The year does not start for me at 12.01 on January first. This switch is an accumulation of little steps that turn the ring of seasons in my head to some sort of beginning. We put away decorations. We put up new calendars. Festive food plans give place to more healthy and pragmatic choices. Books are no longer littering every surface but are put in stacks in the order they will be read. Piles of "backburner", hopes and musts are reworked into a heap of fresh new year plans and goals. And I go back to my routines. One of which is drinking lots of tea and drawing my teapot. So this is an official portrait of my current teapot and a sign that this year is officially in progress!

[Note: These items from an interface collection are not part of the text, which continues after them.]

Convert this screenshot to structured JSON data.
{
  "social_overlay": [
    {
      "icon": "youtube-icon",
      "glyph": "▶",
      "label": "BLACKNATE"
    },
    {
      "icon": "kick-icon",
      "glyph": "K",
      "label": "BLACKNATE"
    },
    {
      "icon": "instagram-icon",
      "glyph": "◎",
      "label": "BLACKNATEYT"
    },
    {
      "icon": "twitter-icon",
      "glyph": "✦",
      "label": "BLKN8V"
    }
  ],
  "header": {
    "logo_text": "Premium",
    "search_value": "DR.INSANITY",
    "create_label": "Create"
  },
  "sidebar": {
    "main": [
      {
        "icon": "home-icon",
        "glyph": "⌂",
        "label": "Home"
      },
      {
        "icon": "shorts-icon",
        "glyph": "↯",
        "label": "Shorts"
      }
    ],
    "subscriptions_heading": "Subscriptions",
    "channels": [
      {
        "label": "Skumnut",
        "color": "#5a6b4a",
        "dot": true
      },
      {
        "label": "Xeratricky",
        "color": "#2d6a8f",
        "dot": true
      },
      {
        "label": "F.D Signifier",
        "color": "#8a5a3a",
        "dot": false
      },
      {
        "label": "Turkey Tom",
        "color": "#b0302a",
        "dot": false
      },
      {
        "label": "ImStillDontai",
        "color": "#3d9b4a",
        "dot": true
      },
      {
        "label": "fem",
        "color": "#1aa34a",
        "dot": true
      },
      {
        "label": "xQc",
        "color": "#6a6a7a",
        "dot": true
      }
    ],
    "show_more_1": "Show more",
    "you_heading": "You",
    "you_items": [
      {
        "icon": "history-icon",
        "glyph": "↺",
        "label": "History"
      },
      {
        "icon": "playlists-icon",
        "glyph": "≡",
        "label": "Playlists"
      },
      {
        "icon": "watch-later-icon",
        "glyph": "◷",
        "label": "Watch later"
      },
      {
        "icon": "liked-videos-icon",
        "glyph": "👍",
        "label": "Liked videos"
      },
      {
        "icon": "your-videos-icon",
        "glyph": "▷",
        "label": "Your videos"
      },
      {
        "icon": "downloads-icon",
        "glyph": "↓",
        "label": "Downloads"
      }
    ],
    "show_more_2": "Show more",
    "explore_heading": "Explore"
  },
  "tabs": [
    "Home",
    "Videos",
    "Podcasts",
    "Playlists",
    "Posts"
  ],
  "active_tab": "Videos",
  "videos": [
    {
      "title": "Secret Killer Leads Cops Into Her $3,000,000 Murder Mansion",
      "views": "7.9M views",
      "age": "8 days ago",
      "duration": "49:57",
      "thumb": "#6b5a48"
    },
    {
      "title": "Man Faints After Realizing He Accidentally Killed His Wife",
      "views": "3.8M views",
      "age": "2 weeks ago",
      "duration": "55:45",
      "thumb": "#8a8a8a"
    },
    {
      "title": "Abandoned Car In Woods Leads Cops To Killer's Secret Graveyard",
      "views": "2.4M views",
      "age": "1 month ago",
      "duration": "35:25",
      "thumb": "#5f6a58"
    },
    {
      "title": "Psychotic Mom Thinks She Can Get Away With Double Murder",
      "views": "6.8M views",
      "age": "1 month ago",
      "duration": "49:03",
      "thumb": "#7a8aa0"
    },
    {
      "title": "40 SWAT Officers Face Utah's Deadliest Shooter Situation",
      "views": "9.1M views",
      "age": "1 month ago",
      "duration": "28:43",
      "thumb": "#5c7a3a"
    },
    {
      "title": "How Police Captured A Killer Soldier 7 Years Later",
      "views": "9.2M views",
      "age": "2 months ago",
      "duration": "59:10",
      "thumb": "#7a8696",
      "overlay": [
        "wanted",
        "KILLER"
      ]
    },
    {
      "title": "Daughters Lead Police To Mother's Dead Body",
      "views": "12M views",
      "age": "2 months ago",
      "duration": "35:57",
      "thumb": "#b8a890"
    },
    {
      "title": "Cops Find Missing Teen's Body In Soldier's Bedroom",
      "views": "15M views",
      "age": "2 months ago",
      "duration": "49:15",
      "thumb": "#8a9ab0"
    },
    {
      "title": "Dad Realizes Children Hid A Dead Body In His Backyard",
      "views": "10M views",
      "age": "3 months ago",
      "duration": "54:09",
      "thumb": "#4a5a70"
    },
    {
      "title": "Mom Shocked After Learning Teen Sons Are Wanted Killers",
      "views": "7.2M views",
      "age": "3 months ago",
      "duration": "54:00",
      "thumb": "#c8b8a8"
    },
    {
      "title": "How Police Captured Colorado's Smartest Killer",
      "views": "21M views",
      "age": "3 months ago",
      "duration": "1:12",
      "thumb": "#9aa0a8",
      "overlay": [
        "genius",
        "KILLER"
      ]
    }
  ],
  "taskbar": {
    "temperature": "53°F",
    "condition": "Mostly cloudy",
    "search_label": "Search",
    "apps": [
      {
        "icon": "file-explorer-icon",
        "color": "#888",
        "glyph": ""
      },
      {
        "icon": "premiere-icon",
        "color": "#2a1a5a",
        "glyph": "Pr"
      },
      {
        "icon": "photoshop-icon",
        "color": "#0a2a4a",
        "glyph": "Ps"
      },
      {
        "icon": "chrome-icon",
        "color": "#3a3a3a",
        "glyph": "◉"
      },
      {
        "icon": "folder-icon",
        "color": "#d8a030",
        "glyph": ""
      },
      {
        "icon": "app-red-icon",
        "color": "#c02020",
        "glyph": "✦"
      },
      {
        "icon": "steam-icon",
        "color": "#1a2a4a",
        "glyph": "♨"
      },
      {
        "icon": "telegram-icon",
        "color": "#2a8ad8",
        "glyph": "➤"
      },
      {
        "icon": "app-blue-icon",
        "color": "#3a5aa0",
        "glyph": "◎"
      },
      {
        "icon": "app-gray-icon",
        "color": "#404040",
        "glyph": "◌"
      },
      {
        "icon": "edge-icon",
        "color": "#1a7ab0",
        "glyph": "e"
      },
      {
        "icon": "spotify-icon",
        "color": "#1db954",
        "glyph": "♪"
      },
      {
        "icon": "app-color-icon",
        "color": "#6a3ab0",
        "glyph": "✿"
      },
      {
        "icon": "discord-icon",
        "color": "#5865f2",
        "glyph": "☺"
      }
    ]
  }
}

We just took down all the decorations - from all the winter holidays. Even though I know and support the reason for doing it and am very grateful for the space and order that now emerged, I miss the lights in the evening and all the little things we pull out and pile during the season. I combined some sketches of the tree lights that I did - and now I see that I did not sketch even half of the decorations!
Some lights might come back - after all the winter dark is still here and this year I am feeling it a little more than usual.
The planning process is always an exploration and I am often lost in thought. I search for words when trying to navigate, express, and tie together all my aspirations, responsibilities, and opportunities into something that has at least some relationship to reality. As a result, I have lots of inadvertent self-portraits on the margins :)
These are things that were on my table at the end of 2021, and they will tell you a story about what I enjoyed at this table during the end of the year holidays:
- drawing and growing plants from bulbs;
- lights and a tree filled with memories;
- making holiday cards and gifts;
- sending and receiving real mail;
- painting with gouache and a different kind of gouache;
- playing with new inks;
- cleaning and refilling my pens;
- making more crazy brushes.
2021. It was a long year. Filled with worry and attempts to make sense of things and find ways to help family, friends, and the world in general. To live without plans or expectations - because I could not change them fast enough. And it went as I envisioned - mostly exploratory and unplanned. I tried to catch things as they flew by. At the end of the year, I got a reasonable number.
I sketched a lot with people online. And this year I was able to go back to some in-person connection with people (after vaccination - which was a separate highlight of the year for me!). Some online classes and events. Portraits - of people, pets, and houses. Illustrated some recipes of the family signature meals. I took a whole bunch of experiments with printmaking in a new direction, had fun with the Inktober project. I put up a little art show of my gouache works in the local community center. Did lots of projects for my freelance clients. Sold some prints of my artworks. Went on a tiny exclusively-sketching trip with friends. Saw my parents in Ukraine between two spikes in the epidemic - YAY! Other trips were local and short - but wonderfully refreshing! Uploaded a bunch of videos of the sketching process online.
I filled over 6.5 sketchbooks - that was a constant, and I am making videos of flipping through them to share too.
Here is to a brighter 2022!